These short and medium term remedial measures were completed with the canal full and in operation and continue to perform well 20 months later. Continuing risk mitigation measures include enhanced surveillance and monitoring (land based and using divers), localised treatment of defects, as well as ongoing monitoring and review of the Dam Safety management regime and sustained Emergency Management preparedness.
Richard Herweynen, Robert Montalvo, John Ager
The choice of materials used in the construction of a dam is one of the most critical decisions in the design process. Our natural behaviour as engineers is to adopt materials which have proven performance, and which conform to Australian or international standards, which sometimes causes us to overlook the specific conditions and demands of the project at hand. In an environment where the majority of concrete produced is for structural purposes, the properties of these concretes is often vastly different to those desired for mass concrete structures such as dams and spillways.
The big question at Wyaralong Dam was could onsite aggregate be used in the Roller Compacted Concrete (RCC)? The Wyaralong Dam is located in the Gatton Sandstone (early Jurassic), predominantly feldspathic to lithic‐feldspathic sandstones with a clay matrix. Early analyses and tests suggested that the Gatton Sandstone was not suitable for RCC aggregate due to a 68% wet/dry strength reduction, high water absorption (5.2 – 7.5%) and petrographic interpretation that clay content was mainly swelling clay, leading to durability concerns.
Due to significant community, safety and cost issues with importing aggregate, Wyaralong Dam Alliance (WDA), during the development of the RCC mix design for Wyaralong Dam, chose to pursue the use of onsite quarried sandstone aggregate instead of importing aggregate. Additional petrographic and XRD analyses and extensive durability tests were undertaken on cores of sandstone and RCC samples, including wet‐dry cycles, soak tests in ethylene glycol, soaks in sodium hydroxide, and heating and cooling cycles. These tests indicated that, if swelling clays are present, they do not impact the durability behavior of the RCC aggregate.
The substantial effort put into testing the sandstone aggregate has paid off for WDA. Not only have the results indicated that the RCC mix performs remarkably well in terms of durability, but the very low modulus of elasticity of the mix has provided exceptional performance in terms of thermal loading; with all the related benefits in reduced restrictions to placement schedule and cooling requirements. Onsite sandstone was not only proven to be a feasible option, it has been demonstrated that it is the best option for the project. Details of the study are provided in this paper.

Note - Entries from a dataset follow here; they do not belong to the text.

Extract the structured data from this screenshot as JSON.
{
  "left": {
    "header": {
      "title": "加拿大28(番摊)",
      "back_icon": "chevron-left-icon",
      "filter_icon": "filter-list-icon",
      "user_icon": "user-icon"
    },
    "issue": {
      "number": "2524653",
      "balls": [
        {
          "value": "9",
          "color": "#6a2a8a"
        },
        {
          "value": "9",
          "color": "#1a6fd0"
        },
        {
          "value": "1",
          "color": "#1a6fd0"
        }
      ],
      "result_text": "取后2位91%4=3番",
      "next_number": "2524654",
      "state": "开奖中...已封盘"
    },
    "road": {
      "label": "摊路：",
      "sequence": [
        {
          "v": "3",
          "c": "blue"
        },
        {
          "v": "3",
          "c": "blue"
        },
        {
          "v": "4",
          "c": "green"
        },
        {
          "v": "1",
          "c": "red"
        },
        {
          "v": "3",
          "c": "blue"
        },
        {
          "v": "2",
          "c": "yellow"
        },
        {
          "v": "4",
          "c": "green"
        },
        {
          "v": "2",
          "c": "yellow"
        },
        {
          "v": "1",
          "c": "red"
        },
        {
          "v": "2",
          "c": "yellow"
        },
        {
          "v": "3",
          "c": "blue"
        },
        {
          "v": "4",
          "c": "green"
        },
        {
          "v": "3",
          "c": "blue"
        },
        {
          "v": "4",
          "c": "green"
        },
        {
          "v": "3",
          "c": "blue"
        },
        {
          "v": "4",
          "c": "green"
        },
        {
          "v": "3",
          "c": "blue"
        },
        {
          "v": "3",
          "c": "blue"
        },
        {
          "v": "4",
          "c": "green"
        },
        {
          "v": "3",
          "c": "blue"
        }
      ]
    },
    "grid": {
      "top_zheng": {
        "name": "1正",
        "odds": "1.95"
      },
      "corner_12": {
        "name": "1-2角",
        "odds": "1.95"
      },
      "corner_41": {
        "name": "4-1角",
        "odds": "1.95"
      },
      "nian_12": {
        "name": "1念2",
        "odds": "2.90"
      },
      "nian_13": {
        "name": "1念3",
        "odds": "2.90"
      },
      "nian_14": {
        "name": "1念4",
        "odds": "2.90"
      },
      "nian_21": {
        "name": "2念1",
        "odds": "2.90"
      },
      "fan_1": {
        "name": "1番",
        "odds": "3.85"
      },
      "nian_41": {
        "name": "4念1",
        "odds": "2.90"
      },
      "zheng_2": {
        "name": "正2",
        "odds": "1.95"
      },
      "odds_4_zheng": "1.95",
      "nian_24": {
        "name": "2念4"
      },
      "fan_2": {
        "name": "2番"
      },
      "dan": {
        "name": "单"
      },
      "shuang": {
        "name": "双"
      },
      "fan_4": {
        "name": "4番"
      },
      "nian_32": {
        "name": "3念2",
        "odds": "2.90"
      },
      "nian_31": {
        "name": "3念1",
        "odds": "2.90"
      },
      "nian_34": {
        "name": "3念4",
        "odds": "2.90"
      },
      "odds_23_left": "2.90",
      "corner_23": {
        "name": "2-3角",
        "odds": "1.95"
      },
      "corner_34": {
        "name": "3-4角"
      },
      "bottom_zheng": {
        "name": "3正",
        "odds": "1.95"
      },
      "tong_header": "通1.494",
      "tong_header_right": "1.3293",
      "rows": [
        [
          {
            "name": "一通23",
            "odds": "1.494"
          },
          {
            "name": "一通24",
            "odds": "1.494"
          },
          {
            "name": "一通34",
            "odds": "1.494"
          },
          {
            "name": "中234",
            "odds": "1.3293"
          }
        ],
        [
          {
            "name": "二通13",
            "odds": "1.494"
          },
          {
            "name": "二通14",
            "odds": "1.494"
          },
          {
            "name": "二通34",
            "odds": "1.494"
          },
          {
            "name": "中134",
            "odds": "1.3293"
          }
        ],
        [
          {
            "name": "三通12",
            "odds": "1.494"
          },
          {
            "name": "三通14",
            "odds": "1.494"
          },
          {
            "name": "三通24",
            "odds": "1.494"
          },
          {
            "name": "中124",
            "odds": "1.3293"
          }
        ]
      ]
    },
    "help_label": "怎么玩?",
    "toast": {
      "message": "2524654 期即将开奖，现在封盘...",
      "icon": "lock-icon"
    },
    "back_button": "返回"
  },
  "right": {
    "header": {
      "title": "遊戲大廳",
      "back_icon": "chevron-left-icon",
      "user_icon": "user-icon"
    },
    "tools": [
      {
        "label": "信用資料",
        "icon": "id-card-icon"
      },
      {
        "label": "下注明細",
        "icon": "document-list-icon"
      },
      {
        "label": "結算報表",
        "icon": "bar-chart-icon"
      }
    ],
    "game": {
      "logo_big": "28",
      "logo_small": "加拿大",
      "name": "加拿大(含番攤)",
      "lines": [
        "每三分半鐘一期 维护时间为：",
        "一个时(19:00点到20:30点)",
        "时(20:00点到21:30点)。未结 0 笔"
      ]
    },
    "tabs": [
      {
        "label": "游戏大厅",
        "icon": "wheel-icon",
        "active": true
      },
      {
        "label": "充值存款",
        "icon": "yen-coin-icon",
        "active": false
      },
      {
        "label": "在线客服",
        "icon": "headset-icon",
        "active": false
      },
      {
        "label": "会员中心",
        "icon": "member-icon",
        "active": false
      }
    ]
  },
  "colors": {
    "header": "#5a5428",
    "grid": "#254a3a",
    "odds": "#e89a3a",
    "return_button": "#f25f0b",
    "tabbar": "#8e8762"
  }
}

Keywords: Roller Compacted Concrete (RCC), Sandstone, Aggregate, Clay, Mix, Durability